Which lines of the entries hold the string "Dynamic"? Copy each one.

* [Records shown]
>>
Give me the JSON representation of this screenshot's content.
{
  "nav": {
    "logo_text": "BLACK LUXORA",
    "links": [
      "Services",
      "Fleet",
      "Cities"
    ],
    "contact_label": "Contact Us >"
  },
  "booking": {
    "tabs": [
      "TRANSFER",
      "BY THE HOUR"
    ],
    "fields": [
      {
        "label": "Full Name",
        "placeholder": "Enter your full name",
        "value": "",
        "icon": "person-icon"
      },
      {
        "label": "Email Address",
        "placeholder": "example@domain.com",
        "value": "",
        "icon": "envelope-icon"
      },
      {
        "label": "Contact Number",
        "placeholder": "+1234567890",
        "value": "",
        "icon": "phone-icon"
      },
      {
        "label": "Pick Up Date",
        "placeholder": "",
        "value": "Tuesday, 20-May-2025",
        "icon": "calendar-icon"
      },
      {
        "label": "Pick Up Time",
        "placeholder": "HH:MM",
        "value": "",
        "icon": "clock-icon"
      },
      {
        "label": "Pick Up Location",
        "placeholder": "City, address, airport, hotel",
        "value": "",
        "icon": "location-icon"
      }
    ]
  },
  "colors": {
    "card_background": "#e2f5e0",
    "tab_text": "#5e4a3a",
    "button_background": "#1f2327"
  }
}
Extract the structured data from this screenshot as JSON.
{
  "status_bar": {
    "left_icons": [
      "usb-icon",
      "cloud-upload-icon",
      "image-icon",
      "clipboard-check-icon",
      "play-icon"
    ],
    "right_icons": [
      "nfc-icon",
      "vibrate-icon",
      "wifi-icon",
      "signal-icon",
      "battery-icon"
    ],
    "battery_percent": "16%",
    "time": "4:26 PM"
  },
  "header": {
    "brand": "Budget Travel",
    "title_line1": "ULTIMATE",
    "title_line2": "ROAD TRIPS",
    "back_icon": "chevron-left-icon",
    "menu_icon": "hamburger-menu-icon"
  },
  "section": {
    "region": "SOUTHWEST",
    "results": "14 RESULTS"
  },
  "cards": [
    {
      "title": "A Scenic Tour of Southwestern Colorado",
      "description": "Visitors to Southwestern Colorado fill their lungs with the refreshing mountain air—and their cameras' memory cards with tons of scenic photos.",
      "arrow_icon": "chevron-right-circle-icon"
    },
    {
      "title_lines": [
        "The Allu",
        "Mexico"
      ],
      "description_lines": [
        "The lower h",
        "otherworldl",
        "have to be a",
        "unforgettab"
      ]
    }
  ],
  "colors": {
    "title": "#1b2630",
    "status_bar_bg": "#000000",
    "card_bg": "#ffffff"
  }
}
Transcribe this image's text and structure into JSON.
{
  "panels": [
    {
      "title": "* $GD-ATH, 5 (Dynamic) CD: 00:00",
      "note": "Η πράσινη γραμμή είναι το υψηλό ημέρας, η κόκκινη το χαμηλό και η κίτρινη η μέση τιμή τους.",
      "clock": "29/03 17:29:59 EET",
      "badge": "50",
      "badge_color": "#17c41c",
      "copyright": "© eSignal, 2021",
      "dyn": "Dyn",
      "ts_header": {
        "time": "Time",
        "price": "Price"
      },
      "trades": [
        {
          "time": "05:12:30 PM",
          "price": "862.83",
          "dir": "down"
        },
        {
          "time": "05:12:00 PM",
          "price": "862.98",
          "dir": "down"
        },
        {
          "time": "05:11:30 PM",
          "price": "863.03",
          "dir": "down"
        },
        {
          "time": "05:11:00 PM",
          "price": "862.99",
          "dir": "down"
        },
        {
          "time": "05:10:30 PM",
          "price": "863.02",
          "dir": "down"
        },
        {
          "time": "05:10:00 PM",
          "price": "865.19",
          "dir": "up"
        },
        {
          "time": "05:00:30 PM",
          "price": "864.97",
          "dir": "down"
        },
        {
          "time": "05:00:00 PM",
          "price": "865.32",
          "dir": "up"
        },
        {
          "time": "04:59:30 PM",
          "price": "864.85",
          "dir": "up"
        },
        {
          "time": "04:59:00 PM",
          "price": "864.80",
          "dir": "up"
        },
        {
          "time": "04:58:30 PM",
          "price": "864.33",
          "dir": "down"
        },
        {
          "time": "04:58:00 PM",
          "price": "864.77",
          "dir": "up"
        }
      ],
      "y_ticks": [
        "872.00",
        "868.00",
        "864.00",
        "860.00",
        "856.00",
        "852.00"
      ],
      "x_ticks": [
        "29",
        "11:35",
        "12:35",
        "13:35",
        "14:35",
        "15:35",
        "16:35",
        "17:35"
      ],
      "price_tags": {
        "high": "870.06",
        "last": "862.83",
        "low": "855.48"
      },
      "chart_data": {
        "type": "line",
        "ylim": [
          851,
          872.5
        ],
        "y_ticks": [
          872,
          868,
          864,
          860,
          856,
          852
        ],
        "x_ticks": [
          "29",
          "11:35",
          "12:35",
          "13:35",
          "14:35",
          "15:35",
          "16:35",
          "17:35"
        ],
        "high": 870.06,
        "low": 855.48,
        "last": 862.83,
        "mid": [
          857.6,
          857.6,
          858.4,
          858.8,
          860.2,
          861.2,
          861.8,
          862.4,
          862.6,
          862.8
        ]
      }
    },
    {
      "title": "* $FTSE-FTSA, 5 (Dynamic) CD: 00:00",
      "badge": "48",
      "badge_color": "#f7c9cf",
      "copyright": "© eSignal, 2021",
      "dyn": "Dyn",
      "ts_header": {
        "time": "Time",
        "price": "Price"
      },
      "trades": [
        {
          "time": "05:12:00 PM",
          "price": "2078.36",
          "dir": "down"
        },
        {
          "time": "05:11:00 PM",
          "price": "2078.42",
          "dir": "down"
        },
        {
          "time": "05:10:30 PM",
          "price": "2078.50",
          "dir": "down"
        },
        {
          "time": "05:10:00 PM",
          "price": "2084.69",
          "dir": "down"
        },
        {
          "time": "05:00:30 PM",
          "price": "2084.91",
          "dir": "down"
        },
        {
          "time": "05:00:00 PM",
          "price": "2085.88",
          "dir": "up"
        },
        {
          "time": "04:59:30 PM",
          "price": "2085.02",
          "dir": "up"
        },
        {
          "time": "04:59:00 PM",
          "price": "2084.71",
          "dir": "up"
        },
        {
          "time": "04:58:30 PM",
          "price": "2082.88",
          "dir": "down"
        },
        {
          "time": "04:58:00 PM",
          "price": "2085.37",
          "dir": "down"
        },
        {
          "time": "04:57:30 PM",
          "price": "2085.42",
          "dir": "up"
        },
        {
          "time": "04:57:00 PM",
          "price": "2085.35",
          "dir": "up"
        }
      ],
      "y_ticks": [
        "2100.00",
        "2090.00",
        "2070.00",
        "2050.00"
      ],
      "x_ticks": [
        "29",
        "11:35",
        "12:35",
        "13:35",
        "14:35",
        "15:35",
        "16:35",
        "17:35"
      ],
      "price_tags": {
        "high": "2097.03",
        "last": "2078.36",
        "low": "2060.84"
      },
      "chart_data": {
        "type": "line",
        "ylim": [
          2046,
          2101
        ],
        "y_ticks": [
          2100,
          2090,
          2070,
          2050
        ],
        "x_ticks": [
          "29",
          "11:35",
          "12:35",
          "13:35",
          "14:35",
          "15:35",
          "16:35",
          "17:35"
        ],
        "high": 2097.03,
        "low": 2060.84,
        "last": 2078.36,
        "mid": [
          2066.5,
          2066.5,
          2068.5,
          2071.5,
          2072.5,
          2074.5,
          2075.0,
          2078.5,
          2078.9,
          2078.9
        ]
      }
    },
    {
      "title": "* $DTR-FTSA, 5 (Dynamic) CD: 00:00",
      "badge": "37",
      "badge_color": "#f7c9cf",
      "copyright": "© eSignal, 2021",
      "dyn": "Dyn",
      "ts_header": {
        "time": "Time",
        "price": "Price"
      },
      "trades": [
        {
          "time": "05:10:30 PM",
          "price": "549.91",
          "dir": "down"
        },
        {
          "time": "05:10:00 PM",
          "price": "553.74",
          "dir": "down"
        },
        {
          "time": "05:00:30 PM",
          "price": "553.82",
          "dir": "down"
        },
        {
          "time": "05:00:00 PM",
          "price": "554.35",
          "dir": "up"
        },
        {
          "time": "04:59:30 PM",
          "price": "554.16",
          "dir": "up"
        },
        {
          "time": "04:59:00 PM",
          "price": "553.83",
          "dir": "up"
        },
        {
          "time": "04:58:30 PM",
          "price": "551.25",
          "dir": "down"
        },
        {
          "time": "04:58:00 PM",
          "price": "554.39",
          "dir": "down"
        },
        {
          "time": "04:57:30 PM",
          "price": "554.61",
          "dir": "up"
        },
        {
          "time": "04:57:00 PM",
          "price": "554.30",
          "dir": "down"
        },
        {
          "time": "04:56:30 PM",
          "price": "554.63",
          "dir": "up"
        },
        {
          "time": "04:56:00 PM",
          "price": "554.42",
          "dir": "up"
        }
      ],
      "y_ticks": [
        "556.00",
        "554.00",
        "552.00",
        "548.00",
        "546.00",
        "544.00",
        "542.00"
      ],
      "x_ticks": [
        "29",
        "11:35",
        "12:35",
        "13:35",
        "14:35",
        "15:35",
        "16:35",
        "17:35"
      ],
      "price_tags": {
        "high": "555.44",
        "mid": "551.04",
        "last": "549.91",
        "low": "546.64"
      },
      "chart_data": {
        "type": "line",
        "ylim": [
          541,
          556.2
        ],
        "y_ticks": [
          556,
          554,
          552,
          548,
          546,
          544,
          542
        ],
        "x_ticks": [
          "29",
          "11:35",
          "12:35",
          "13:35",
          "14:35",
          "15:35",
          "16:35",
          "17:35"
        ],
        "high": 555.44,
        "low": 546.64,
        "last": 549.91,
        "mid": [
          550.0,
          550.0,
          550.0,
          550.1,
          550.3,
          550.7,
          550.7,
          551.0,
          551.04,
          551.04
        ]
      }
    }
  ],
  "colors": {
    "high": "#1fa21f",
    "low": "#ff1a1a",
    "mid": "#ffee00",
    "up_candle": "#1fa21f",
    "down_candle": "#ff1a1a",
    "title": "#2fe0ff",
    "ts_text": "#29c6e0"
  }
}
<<
* [Result]
      "title": "* $GD-ATH, 5 (Dynamic) CD: 00:00",
      "title": "* $FTSE-FTSA, 5 (Dynamic) CD: 00:00",
      "title": "* $DTR-FTSA, 5 (Dynamic) CD: 00:00",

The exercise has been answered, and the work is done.